According to data from USAFacts and the Edunomics Lab at Georgetown University, the southeastern states spend the most on public education, the three states of New York, Connecticut and New Jersey lead all states in the 2019 budget per unit. -student expenses exceed $20,000. [ READ MORE: How much do states spend on education? ]
Other northeastern states near the top include New Hampshire (#5), Rhode Island (#6), Massachusetts (#7), Delaware (#10), Pennsylvania (# 11), Vermont (#14), and Maine (#15). Data were standardized for interstate comparisons.
These are the states with the highest median income per student, according to USAFacts and Edunomics Lab:
New York ($25,359)
New Jersey ($20,247)
New Hampshire ($18,632)
Rhode Island ($17,231)
At the other end of the spectrum for all types of students are Utah ($7,811), Idaho ($8,005), Arizona ($8,557), Mississippi ($9,258), and Oklahoma ($9,446). Data processing does not include information for South Dakota.
Outlying states in the top 10 include sparsely populated Alaska (#4) and Wyoming (#8), which, along with New York, are the states with the highest per-pupil spending on public schools. within their limits. , as compared by comparing schools with high and low levels of budget. Schools in the 75th percentile for per capita spending in Alaska spent more than $35,000 per student, for example, while those in the 25th percentile spent less than $16,000 per student, creating the biggest disparity. in the country. , as normal data.
It should be understood that school funding comes from different sources at different levels, which may vary from state to state. According to the National Center for Education Statistics, in the 2018-2019 school year, approximately 47% of elementary and secondary schools across the country were from the states, while 45% were from the capital and 8 % from the federal government. source. .
The latest data on the achievements of the federal government shows a dire situation for the nation’s 9-year-old children
“In 2022, students are performing at levels not seen 20 years ago,” an official in the Department of Education’s research department said after the data was released. New federal data — the first to compare school performance from before the coronavirus pandemic to today — shows unprecedented declines in math and reading and the biggest setbacks for students in more than six months. . century.

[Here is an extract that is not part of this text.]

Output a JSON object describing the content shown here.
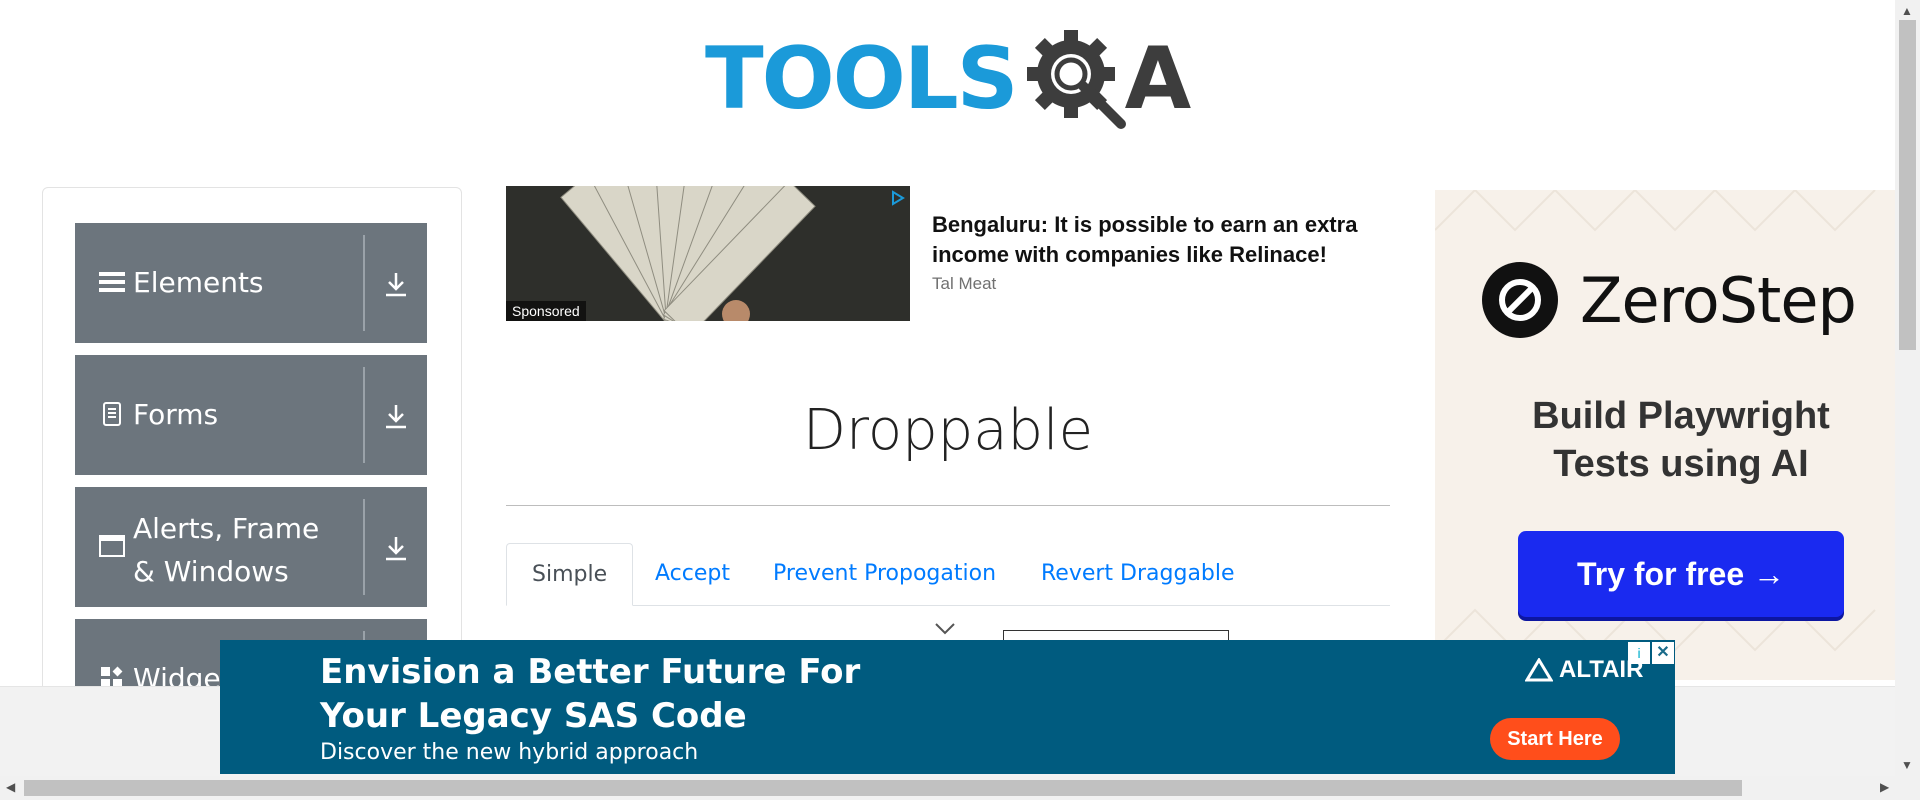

Daniel McGrath, acting commissioner of the National Center for Education Statistics, the Department of Education’s research arm, said: “These are some of the biggest declines we’ve seen in a single survey in 50 years.” pound in 2022 is operating at a level not seen 20 years ago.”

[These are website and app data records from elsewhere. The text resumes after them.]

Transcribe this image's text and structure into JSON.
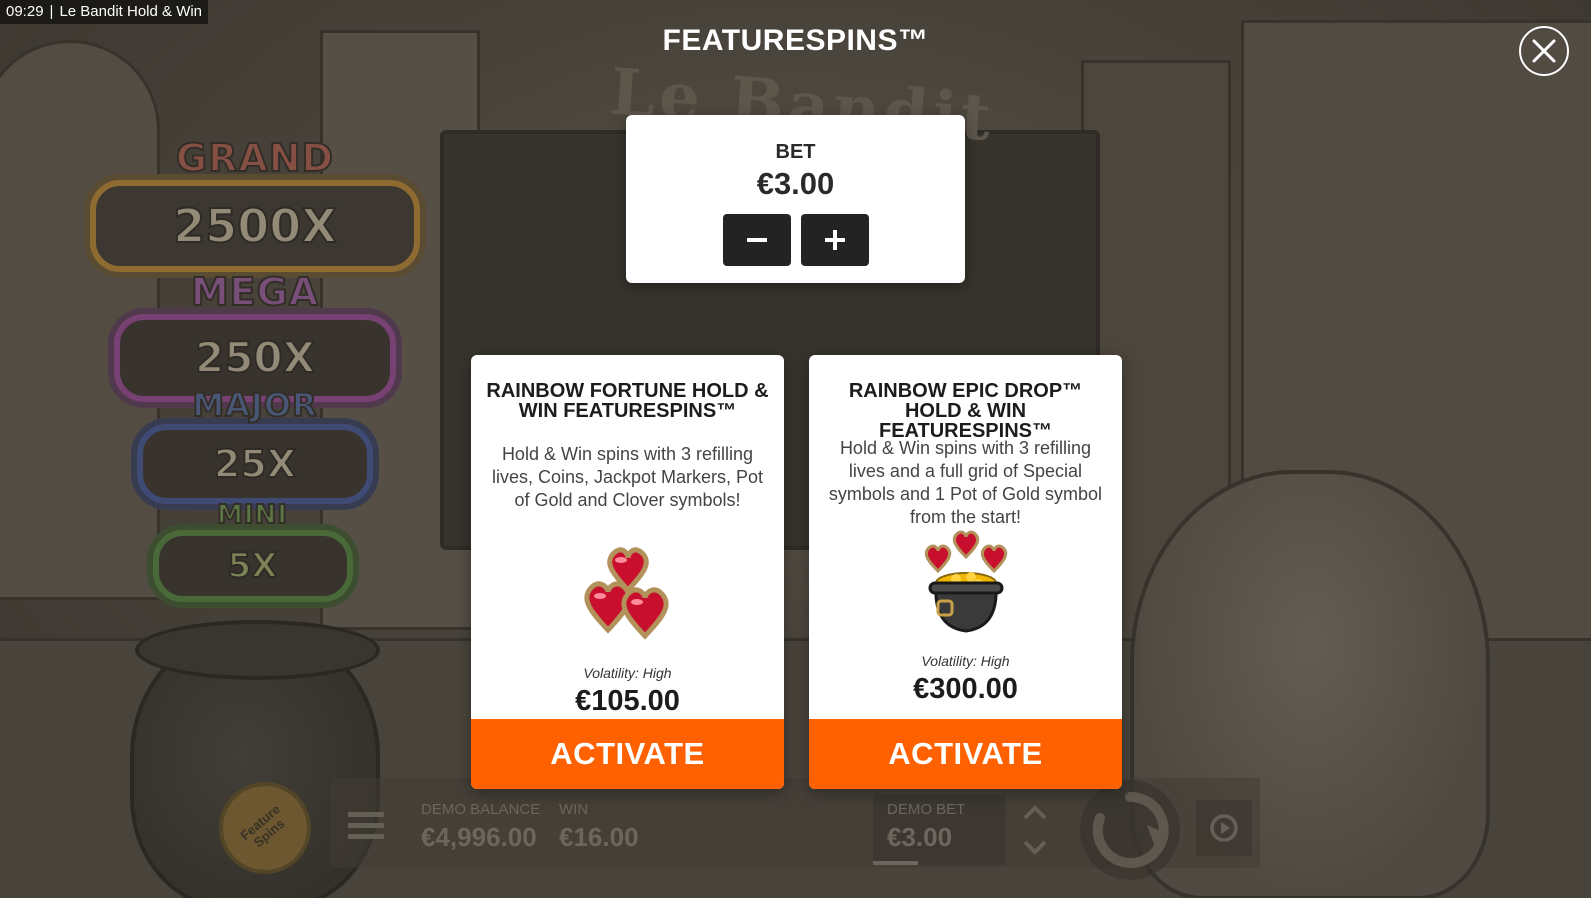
{
  "status_bar": {
    "time": "09:29",
    "separator": "|",
    "window_title": "Le Bandit Hold & Win"
  },
  "modal": {
    "title": "FEATURESPINS™",
    "close_icon": "close-icon"
  },
  "bet_panel": {
    "label": "BET",
    "value": "€3.00",
    "decrease_icon": "minus-icon",
    "increase_icon": "plus-icon"
  },
  "cards": [
    {
      "title": "RAINBOW FORTUNE HOLD & WIN FEATURESPINS™",
      "description": "Hold & Win spins with 3 refilling lives, Coins, Jackpot Markers, Pot of Gold and Clover symbols!",
      "art_icon": "three-hearts-icon",
      "volatility": "Volatility: High",
      "price": "€105.00",
      "button": "ACTIVATE"
    },
    {
      "title": "RAINBOW EPIC DROP™ HOLD & WIN FEATURESPINS™",
      "description": "Hold & Win spins with 3 refilling lives and a full grid of Special symbols and 1 Pot of Gold symbol from the start!",
      "art_icon": "pot-of-gold-hearts-icon",
      "volatility": "Volatility: High",
      "price": "€300.00",
      "button": "ACTIVATE"
    }
  ],
  "background": {
    "game_logo": "Le Bandit",
    "jackpots": [
      {
        "name": "GRAND",
        "value": "2500X"
      },
      {
        "name": "MEGA",
        "value": "250X"
      },
      {
        "name": "MAJOR",
        "value": "25X"
      },
      {
        "name": "MINI",
        "value": "5X"
      }
    ],
    "feature_badge": "Feature Spins",
    "demo_balance_label": "DEMO BALANCE",
    "demo_balance_value": "€4,996.00",
    "win_label": "WIN",
    "win_value": "€16.00",
    "demo_bet_label": "DEMO BET",
    "demo_bet_value": "€3.00"
  },
  "colors": {
    "accent": "#ff6100",
    "button_dark": "#232323",
    "card_bg": "#ffffff"
  }
}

The decline in math and reading is not surprising given the significant educational setbacks that have been recorded in many areas due to the disruption of education during the coronavirus pandemic. But the results of the National Assessment of Educational Progress – the first and only report with an international student body – revealed many of the worst fears of school leaders and showed how devastating the school crisis is. , especially the closest ones. behind.

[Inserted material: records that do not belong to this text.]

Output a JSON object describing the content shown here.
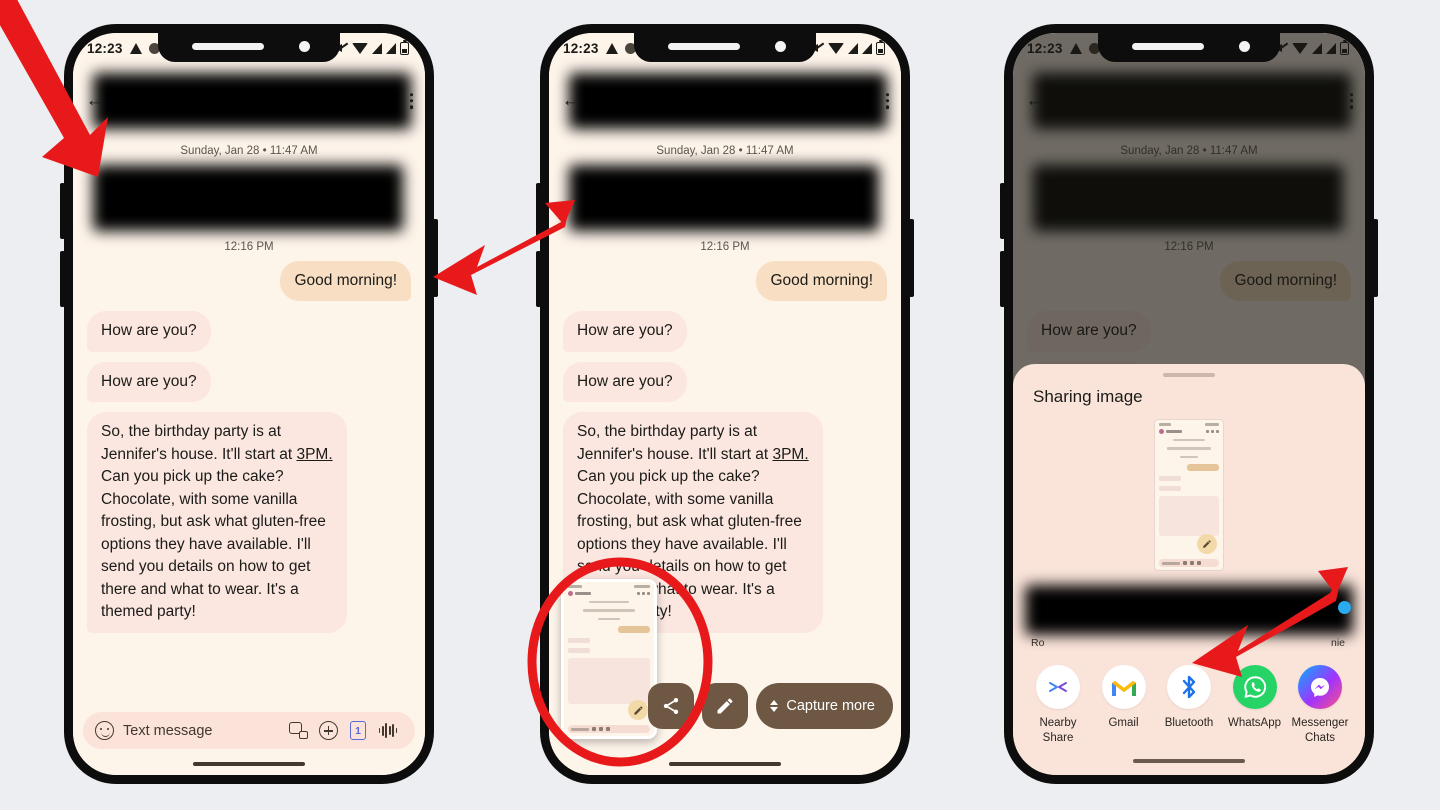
{
  "status_bar": {
    "time": "12:23",
    "id_label": "id",
    "icons": [
      "triangle-icon",
      "circle-icon",
      "id-label",
      "dot-icon",
      "mute-icon",
      "wifi-icon",
      "signal-icon",
      "signal-icon",
      "battery-icon"
    ]
  },
  "conversation": {
    "date_separator": "Sunday, Jan 28 • 11:47 AM",
    "timestamp": "12:16 PM",
    "messages": [
      {
        "side": "out",
        "text": "Good morning!"
      },
      {
        "side": "in",
        "text": "How are you?"
      },
      {
        "side": "in",
        "text": "How are you?"
      }
    ],
    "long_message": {
      "line1": "So, the birthday party is at",
      "line2_pre": "Jennifer's house. It'll start at ",
      "line2_link": "3PM.",
      "line3": "Can you pick up the cake?",
      "line4": "Chocolate, with some vanilla",
      "line5": "frosting, but ask what gluten-free",
      "line6": "options they have available. I'll",
      "line7": "send you details on how to get",
      "line8": "there and what to wear.  It's a",
      "line9": "themed party!"
    }
  },
  "composer": {
    "placeholder": "Text message",
    "sim_badge": "1",
    "icons": [
      "emoji-icon",
      "gallery-icon",
      "plus-icon",
      "sim-icon",
      "voice-waveform-icon"
    ]
  },
  "screenshot_actions": {
    "share_label": "share-icon",
    "edit_label": "edit-pencil-icon",
    "capture_more_label": "Capture more"
  },
  "share_sheet": {
    "title": "Sharing image",
    "contacts": [
      {
        "label": "Ro"
      },
      {
        "label": "nie"
      }
    ],
    "apps": [
      {
        "name": "Nearby Share",
        "icon": "nearby-share-icon",
        "color": "#4285F4"
      },
      {
        "name": "Gmail",
        "icon": "gmail-icon",
        "color": "#EA4335"
      },
      {
        "name": "Bluetooth",
        "icon": "bluetooth-icon",
        "color": "#1A73E8"
      },
      {
        "name": "WhatsApp",
        "icon": "whatsapp-icon",
        "color": "#25D366"
      },
      {
        "name": "Messenger Chats",
        "icon": "messenger-icon",
        "color": "#A334FA"
      }
    ]
  },
  "annotations": {
    "arrow_color": "#E8191B",
    "arrow1": "points-to-power-button-phone1",
    "arrow2": "points-from-phone2-to-phone1",
    "arrow3": "points-to-whatsapp-share-target",
    "highlight_circle": "screenshot-preview-thumbnail"
  },
  "theme": {
    "page_background": "#eceef2",
    "screen_background": "#fdf4ea",
    "bubble_out": "#f8dfc3",
    "bubble_in": "#fbe6e0",
    "composer_background": "#fbe3d9",
    "action_button": "#6e5844",
    "sheet_background": "#fae4da"
  }
}
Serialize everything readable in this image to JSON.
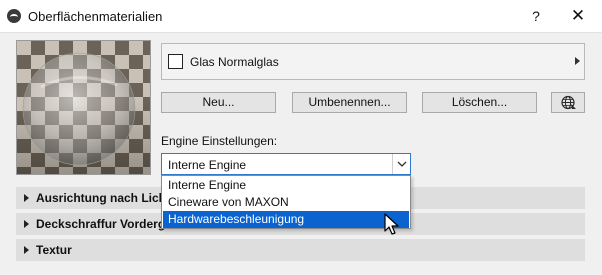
{
  "window": {
    "title": "Oberflächenmaterialien",
    "help_label": "?",
    "close_label": "✕"
  },
  "material": {
    "name": "Glas Normalglas"
  },
  "buttons": {
    "new_label": "Neu...",
    "rename_label": "Umbenennen...",
    "delete_label": "Löschen..."
  },
  "engine": {
    "label": "Engine Einstellungen:",
    "selected": "Interne Engine",
    "options": [
      "Interne Engine",
      "Cineware von MAXON",
      "Hardwarebeschleunigung"
    ],
    "highlighted_index": 2
  },
  "sections": [
    {
      "label": "Ausrichtung nach Licht"
    },
    {
      "label": "Deckschraffur Vordergru"
    },
    {
      "label": "Textur"
    }
  ],
  "icons": {
    "app": "archicad-logo-icon",
    "arrow": "chevron-right-icon",
    "globe": "globe-icon",
    "dropdown": "chevron-down-icon",
    "pointer": "mouse-cursor-icon"
  },
  "colors": {
    "highlight": "#0a63cf",
    "focus_border": "#2f7bd1",
    "dialog_bg": "#f0f0f0",
    "section_bg": "#dedede"
  }
}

NCES Commissioner Peggy Carr said: ‘During this pandemic, NCES has expanded and created more data collections and educational challenges, and they are taking a more thoughtful picture. “School shootings, violence and disruption in the classroom are on the rise, as are teachers and staff, truancy, cyberbullying and the use of mental health services for children. Students. This information provides an important context for the results we see from the analysis of long-term trends. »
The average math score has fallen by seven points since 2020, with the highest performing students showing 12 failures compared to the lowest performing students, who showed just three failures. Meanwhile, the average number of 9-year-olds dropped five points from 2020 to 2022, with the most active students posting a 10% drop compared to the least active students, who showed only two points.